Up is down, water is dry, and the Texas Rangers are the season’s biggest “pitching and defense” success story. Moving Young to 3b improved their defense at 2 positions, they made out like bandits in the Mark Texeira trade, and they sit in an IMMENSELY winnable division. Of course, it’s may, and the Rangers always suffer an August swoon, so let’s not start sucking each other’s… um, pospicles… just yet.
Oakland is 15-22 and the rest of baseball waits to see what Billy Beane will ask for on guys like Matt Holiday. It might actually be an interesting time for Michael Lewis to go back to Oakland, as well as Toronto, and find that for all of the economically interesting viewpoints that Moneyball provided, the actual lesson of the A’s is that young pitchers are, and will always be, the most valuable commodity in baseball.
Let’s see… the Phillies are 8-12 at home and still lead the division? Brad Lidge has given up 35 baserunners in 18 innings, and the Phillies still lead the division? I see a group of teams failing miserably to take advantage of the situation. The Mets can’t pitch, the Braves can’t hit, and the Marlins have fallen apart after setting the world on fire in April.
Oh, and the fact that the Astros left Washington without a win is shameful. 11-28, folks. 11-28. They allow a full run per game more than the next-worse team in the league. Other than Ryan Zimmerman, there is NOTHING to see there.
I’ve got nothing. The Dodgers will win this division before Labor Day, and I can’t see a single team out there doing anything of note.
Ladies and gentlemen, I give you the best division in baseball.

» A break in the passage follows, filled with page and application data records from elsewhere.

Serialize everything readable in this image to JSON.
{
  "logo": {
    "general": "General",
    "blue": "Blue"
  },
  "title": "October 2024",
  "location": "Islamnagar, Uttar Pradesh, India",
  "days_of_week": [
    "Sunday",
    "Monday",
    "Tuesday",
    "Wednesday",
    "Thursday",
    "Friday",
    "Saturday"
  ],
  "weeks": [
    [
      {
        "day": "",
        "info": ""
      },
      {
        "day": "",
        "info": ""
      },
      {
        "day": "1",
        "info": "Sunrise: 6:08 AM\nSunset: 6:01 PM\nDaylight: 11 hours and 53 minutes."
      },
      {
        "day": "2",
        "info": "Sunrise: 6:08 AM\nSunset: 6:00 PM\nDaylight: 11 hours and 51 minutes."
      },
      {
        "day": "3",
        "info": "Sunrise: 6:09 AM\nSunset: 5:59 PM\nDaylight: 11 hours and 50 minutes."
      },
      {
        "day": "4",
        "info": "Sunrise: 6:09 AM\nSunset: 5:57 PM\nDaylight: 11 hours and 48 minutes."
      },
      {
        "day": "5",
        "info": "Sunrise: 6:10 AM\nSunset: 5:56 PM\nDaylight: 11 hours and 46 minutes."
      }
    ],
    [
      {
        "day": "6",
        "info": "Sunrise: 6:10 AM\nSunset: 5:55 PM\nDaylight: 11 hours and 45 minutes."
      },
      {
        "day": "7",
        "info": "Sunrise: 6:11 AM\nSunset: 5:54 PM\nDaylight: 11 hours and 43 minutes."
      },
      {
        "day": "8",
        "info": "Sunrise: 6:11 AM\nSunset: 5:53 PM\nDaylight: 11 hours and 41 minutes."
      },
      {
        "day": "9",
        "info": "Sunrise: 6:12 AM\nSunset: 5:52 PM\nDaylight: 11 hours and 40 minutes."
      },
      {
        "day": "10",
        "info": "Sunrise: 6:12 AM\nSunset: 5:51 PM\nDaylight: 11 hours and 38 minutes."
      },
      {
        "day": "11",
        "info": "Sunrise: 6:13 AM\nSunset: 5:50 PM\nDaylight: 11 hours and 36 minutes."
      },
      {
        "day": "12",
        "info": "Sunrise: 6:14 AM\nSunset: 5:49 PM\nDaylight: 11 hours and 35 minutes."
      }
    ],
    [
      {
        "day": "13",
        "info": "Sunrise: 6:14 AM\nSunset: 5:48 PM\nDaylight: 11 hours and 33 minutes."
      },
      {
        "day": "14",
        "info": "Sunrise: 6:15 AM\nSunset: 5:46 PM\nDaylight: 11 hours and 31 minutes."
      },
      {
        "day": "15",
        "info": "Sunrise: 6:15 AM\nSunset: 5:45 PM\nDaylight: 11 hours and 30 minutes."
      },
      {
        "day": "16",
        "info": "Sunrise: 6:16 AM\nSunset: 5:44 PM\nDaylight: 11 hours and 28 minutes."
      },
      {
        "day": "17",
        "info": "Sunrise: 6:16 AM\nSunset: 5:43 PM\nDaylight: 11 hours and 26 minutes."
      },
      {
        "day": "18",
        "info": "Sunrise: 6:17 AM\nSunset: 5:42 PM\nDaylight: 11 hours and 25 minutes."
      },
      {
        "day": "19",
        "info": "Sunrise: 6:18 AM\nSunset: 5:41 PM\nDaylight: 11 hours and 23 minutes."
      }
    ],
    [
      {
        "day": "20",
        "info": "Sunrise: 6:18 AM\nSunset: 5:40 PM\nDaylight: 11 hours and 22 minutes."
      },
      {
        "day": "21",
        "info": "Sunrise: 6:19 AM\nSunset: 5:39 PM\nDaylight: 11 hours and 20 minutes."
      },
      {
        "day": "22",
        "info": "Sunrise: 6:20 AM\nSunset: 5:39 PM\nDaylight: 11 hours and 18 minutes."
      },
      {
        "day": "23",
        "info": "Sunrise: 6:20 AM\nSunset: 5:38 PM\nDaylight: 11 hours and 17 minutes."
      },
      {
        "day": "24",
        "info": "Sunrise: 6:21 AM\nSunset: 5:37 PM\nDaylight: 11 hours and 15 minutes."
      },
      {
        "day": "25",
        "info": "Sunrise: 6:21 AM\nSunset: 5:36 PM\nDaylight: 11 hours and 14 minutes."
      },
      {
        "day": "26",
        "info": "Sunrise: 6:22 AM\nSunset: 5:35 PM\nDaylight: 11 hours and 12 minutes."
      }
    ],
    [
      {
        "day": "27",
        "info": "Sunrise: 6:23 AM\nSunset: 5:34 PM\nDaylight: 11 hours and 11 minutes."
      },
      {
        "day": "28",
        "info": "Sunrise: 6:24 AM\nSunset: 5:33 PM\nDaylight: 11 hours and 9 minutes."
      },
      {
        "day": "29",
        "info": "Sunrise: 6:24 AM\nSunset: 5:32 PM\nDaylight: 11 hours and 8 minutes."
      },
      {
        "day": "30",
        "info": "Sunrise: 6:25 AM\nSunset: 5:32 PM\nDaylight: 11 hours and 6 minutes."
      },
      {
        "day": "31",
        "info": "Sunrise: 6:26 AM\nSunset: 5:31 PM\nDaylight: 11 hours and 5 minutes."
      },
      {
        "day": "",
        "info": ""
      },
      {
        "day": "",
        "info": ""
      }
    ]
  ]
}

Any ESPiN mediot that breaks out the “Comedy Central” routine this year should be fired, unless they are on Sunday Night Baseball, in which case they should be waterboarded on general principle.
Only the Reds have a losing record outside the division. Overall, the Central is 55-36 (or a .604 clip) against the East and West. Compare:
NL Central 55-36 .604
AL East 63-48 .568
AL West 45-47 .489
NL West 38-43 .469
AL Central 49-62 .441
NL East 39-52 .429
The Astros currently sit at 2 games under .500, yet look up at the entire division. Folks, everyone who thought the Cubs would run away and hide were WRONG. These Brewers continue to pitch, and they are beating up on their division rivals – 16-8 within the division. That’s how you stay in contention. And I must say that it disturbs me that the Astros have given up more runs than anyone in the division, despite a performance from Wandy Rodriguez that would be Cy Young worthy if Johan Santana weren’t winning or losing every game 1-0.
And just so we don’t forget…
Chocolate starfish of the season to date:
Lots of candidates here, but I’ll go with Cecil Cooper. You can debate a manager’s decisions, you can debate the wisdom of his moves. But you cannot debate that by sitting in the dugout and not even explaining the situation in last night’s game to the players involved, “Coop” completely abdicated his job responsibilities.
I stand by my prediciton – Coop will not be managing the Astros come the All-Star Break.
Hopefully I’ll be back sooner next time.